Every line in the data below that holds "screenshot" should be found and copied.

## Data excerpts
:::
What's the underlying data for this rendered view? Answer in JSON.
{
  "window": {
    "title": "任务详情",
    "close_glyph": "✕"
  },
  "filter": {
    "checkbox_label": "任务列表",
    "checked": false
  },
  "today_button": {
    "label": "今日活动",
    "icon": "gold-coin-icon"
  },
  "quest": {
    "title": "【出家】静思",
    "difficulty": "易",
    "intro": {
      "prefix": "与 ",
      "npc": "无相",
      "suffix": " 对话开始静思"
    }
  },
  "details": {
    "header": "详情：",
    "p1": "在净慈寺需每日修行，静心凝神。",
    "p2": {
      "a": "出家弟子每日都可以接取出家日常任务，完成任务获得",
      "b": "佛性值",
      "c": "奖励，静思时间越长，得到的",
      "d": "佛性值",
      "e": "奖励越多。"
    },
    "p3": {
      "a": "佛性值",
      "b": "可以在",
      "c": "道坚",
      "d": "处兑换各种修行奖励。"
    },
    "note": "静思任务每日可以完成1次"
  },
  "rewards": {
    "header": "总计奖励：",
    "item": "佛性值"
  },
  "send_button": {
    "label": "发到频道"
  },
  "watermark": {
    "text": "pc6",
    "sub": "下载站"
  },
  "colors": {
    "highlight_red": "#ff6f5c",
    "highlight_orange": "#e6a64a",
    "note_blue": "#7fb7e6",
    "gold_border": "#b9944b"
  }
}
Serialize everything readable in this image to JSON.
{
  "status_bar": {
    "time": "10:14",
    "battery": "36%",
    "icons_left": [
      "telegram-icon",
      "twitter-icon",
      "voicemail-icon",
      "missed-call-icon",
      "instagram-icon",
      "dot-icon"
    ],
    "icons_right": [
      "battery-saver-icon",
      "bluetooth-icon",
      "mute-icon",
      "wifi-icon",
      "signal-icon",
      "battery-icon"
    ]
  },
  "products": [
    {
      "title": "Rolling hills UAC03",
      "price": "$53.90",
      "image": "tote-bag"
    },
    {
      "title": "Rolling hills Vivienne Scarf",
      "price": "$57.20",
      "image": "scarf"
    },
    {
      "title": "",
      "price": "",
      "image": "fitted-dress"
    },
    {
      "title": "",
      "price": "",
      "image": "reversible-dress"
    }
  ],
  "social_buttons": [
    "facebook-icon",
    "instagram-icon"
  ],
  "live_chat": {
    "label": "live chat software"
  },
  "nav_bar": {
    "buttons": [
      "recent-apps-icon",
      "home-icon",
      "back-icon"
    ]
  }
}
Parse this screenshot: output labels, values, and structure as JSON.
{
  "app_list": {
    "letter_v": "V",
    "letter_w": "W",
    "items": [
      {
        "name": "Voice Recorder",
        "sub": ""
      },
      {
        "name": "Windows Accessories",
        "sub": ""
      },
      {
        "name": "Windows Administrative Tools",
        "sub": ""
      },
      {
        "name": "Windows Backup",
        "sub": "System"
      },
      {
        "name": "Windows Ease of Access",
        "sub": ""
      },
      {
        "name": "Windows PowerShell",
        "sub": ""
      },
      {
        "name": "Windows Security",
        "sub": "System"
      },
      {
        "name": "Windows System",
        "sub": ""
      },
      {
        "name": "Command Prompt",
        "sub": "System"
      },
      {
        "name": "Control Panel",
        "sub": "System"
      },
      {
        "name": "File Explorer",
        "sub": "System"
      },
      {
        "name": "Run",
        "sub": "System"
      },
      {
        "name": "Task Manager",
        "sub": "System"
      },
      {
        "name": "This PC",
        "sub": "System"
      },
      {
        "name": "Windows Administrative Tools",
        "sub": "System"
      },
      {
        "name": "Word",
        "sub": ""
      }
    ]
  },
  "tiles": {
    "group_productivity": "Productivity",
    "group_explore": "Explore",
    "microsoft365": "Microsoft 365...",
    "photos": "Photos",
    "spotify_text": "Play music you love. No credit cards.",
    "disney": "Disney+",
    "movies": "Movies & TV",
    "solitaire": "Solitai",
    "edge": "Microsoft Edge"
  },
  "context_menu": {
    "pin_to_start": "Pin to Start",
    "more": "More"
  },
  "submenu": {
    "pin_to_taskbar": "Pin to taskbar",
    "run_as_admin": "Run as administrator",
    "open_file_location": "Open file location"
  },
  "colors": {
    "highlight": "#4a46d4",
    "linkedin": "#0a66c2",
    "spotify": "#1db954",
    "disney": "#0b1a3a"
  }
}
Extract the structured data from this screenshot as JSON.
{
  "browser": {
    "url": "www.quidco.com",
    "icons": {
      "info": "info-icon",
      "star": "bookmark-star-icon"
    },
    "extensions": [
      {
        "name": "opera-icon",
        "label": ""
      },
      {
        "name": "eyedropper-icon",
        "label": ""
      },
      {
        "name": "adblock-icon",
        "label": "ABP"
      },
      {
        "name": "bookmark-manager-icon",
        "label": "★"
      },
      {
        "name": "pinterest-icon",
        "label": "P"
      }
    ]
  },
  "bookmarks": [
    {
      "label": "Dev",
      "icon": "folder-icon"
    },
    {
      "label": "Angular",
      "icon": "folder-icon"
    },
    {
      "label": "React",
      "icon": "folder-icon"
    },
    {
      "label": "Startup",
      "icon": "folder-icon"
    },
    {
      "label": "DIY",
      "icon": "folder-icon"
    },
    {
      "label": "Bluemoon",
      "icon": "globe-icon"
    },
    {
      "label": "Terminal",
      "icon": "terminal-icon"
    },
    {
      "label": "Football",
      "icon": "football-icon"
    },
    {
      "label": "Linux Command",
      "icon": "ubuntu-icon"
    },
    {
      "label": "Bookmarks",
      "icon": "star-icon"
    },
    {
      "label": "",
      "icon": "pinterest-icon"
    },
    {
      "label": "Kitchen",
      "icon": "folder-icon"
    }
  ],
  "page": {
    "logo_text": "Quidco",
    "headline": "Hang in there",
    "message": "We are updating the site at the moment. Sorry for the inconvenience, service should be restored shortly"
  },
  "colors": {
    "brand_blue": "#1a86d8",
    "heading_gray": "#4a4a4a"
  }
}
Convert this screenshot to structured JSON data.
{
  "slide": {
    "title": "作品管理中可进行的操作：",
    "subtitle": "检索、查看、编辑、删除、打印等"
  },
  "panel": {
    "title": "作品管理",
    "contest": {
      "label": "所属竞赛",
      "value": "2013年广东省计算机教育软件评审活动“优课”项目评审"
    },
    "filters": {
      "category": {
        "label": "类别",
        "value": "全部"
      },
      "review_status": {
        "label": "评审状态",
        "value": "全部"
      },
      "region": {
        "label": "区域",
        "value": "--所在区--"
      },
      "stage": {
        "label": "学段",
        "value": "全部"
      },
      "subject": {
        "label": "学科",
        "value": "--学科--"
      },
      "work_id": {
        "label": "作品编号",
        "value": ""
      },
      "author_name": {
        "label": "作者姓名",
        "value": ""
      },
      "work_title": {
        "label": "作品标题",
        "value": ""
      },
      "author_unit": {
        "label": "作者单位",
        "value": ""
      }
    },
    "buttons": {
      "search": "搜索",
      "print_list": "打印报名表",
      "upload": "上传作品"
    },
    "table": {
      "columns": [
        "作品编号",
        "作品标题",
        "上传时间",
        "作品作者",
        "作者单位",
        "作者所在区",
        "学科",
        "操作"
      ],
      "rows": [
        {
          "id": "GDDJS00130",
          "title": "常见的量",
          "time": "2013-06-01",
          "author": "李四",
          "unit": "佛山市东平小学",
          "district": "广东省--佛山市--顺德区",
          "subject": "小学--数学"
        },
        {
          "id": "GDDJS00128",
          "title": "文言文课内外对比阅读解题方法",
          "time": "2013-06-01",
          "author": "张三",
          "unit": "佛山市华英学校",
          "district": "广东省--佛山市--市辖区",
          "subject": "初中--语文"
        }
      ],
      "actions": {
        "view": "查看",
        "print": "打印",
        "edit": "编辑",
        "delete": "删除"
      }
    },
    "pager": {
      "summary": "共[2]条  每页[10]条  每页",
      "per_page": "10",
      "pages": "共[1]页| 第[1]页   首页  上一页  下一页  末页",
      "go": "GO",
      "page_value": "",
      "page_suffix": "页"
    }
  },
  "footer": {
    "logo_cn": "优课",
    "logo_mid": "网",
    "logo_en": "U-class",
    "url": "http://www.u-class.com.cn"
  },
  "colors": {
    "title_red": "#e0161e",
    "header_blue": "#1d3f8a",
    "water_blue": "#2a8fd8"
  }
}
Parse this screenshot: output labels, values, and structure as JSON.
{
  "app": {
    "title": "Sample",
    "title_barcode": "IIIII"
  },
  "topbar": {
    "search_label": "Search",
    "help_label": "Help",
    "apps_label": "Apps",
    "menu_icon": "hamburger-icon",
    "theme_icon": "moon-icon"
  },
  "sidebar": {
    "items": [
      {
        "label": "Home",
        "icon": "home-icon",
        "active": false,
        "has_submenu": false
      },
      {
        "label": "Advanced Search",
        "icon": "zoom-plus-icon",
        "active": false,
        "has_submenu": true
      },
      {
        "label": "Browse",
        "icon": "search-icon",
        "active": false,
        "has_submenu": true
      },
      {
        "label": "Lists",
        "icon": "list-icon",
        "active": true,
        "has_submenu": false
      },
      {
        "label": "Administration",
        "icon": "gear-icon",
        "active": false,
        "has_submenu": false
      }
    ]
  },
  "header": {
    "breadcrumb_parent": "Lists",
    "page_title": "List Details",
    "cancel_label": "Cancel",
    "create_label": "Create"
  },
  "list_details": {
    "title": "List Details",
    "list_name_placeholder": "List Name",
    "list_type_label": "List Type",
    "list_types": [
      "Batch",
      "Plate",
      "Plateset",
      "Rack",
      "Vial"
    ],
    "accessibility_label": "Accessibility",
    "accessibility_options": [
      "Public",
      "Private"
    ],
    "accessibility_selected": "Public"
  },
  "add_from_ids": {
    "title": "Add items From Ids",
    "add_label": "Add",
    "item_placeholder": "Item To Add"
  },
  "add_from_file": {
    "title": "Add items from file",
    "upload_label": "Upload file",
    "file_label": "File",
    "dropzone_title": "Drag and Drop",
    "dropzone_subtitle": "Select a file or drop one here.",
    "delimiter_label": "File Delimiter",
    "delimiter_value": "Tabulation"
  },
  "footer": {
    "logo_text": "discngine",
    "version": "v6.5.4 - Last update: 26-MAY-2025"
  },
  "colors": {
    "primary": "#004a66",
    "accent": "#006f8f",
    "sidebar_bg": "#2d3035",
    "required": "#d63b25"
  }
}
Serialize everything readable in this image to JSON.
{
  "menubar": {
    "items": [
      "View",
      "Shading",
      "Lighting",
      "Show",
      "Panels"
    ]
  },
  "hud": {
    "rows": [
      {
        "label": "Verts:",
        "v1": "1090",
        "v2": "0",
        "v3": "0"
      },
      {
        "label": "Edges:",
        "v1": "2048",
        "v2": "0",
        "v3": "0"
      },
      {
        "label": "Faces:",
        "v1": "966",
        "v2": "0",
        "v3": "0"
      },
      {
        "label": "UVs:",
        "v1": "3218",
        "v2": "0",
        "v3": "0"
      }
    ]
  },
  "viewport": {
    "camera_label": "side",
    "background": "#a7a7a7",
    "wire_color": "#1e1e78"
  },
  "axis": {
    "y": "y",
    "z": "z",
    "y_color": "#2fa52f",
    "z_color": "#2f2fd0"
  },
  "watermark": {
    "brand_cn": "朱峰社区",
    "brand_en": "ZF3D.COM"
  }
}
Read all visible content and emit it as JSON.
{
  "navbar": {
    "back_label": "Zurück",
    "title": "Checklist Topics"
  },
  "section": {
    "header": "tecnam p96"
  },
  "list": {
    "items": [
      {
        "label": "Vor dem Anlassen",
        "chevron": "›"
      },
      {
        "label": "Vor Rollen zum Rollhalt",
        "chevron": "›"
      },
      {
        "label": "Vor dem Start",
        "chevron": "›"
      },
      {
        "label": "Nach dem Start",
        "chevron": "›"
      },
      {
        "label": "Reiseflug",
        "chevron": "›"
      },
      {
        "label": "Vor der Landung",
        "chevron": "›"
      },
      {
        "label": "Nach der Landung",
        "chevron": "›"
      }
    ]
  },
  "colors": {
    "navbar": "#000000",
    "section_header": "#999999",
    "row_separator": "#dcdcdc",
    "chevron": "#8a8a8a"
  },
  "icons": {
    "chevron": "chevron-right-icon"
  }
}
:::
## Exercise solution
Parse this screenshot: output labels, values, and structure as JSON.
Extract the structured data from this screenshot as JSON.
Convert this screenshot to structured JSON data.
Parse this screenshot: output labels, values, and structure as JSON.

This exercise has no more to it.